Thus if Genescan predicts a set of exons for which no ESTs are known, the annotators generally assume it is a spurious hit. Exons whose sequence matches ESTs are almost certainly part of a true gene.

When likely genes are located, the annotators again run BLAST, which searches the data bases for any similar genes in other species. Because of the unity of evolution, most human genes have counterparts in lower organisms, many of which have now been sequenced and their roles ascertained.

Warren Gish, chief annotator at the St. Louis center and a leading author of BLAST, recounted how the center had recently located the human equivalent of the hox genes, master genes that were found in fruit flies to guide the development of the embryo. One set of human hox genes lies in a cluster on chromosome 7, the St. Louis center's chief target.

If the annotators have the most fun, the mappers who work at the initial stage of the sequencing process probably have the most frustration, since theirs is still the least settled of the operations.

The first step in genome analysis is to extract the entire DNA from a source such as sperm. Then the material is broken into reproducible fragments with a class of bacterial enzymes that cleave DNA at specific sequences. Each fragment is amplified by being inserted into a bacterium that multiplies many times.

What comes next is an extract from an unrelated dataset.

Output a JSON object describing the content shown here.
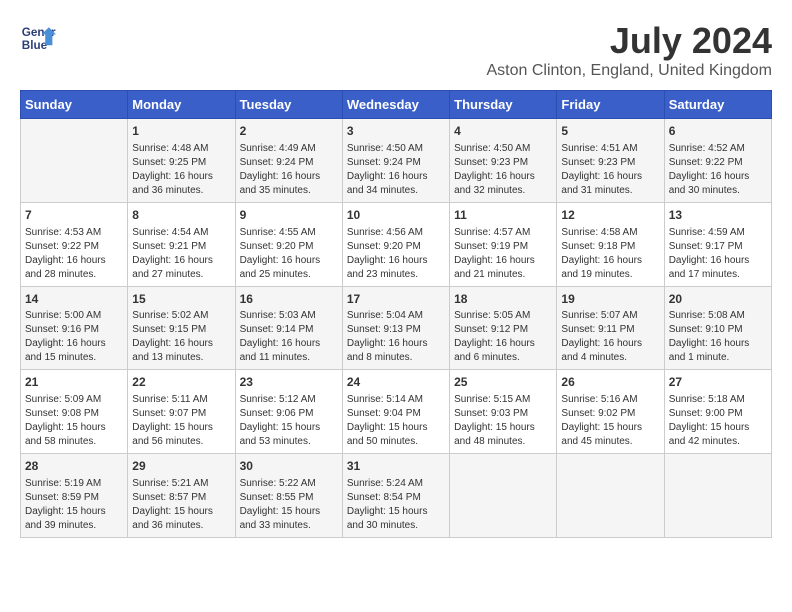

Each batch of bacteria, with its amplified human DNA fragment, is called a clone. The mappers must select a set of clones with overlapping fragments that between them span the entire length of the target human chromosome. How to tell one clone from another? Hundreds of distinctive short regions of DNA, known as markers, must be generated all along the length of the chromosome. With the markers, the mappers can in principle arrange the clones in the right order, producing what is called a sequence-ready map, a set of clones ready to hand over to the sequencers.

In practice, there are many gaps, some caused by a lack of appropriate markers, and some by stretches of DNA that failed to be cloned. Dr. John McPherson, the center's head mapper, said there were 300 gaps in his present map of chromosome 7. He is confident he can close all the gaps in time.

"Every gap we have tried to close we have closed," he said.